Caracterización de Microquimerismos Fetomaternales en Mus Musculus
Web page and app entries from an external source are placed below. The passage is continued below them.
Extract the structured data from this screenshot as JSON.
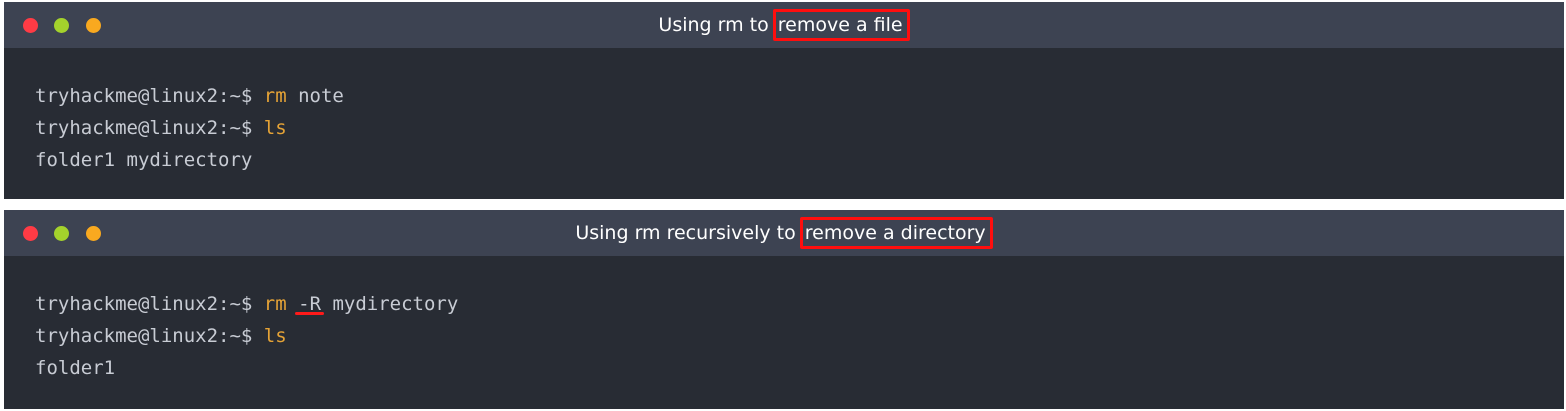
{
  "windows": [
    {
      "title_plain": "Using rm to ",
      "title_highlight": "remove a file",
      "lines": [
        {
          "prompt": "tryhackme@linux2:~$ ",
          "cmd": "rm",
          "args": " note"
        },
        {
          "prompt": "tryhackme@linux2:~$ ",
          "cmd": "ls",
          "args": ""
        },
        {
          "output": "folder1 mydirectory"
        }
      ]
    },
    {
      "title_plain": "Using rm recursively to ",
      "title_highlight": "remove a directory",
      "lines": [
        {
          "prompt": "tryhackme@linux2:~$ ",
          "cmd": "rm",
          "flag": "-R",
          "args": " mydirectory"
        },
        {
          "prompt": "tryhackme@linux2:~$ ",
          "cmd": "ls",
          "args": ""
        },
        {
          "output": "folder1"
        }
      ]
    }
  ],
  "colors": {
    "terminal_bg": "#282c34",
    "titlebar_bg": "#3d4352",
    "command": "#e5a336",
    "text": "#c8ccd4",
    "highlight": "#ff0e0e",
    "light_red": "#ff3b45",
    "light_yellow": "#a4d22c",
    "light_green": "#f9a91f"
  }
}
Cell traffic between mother and fetus has been well-known since the 60s. However, this bidirectional cellular exchange and the establishment of these cells in maternal tissue after birth have only been described in recent years and there are still a lot of outstanding questions. APACs (Pregnancy-Associated Progenitor Cells) or fetomaternal microchimerisms are cells that establish themselves in maternal tissues and organs for months in Mus musculus or for years in humans. These microchimerisms are able to survive and can even differentiate into cell populations that are characteristic of the tissue where they are established, modifying the tissue structure and homeostatic function of the organ. The APACs’ therapeutic potential is still a mystery although their capacity as a protective agent against neurodegenerative diseases has been described. This is why it is so important to continue researching this phenomenon and its maternal physiological effects. In the present study, several transgenic strains of Mus musculus have been used as animal models. These strains had the TdEGFP construct inserted in their genome so that different wavelengths of fluorescent light were emitted depending on the cellular lineage they belonged to. Using confocal microscopy, microchimerisms in brain, liver and heart in post-pregnant mothers have been observed. Moreover, a flow cytometer procedure has been created to determine the presence of APACs in the bloodstream before, during and after pregnancy.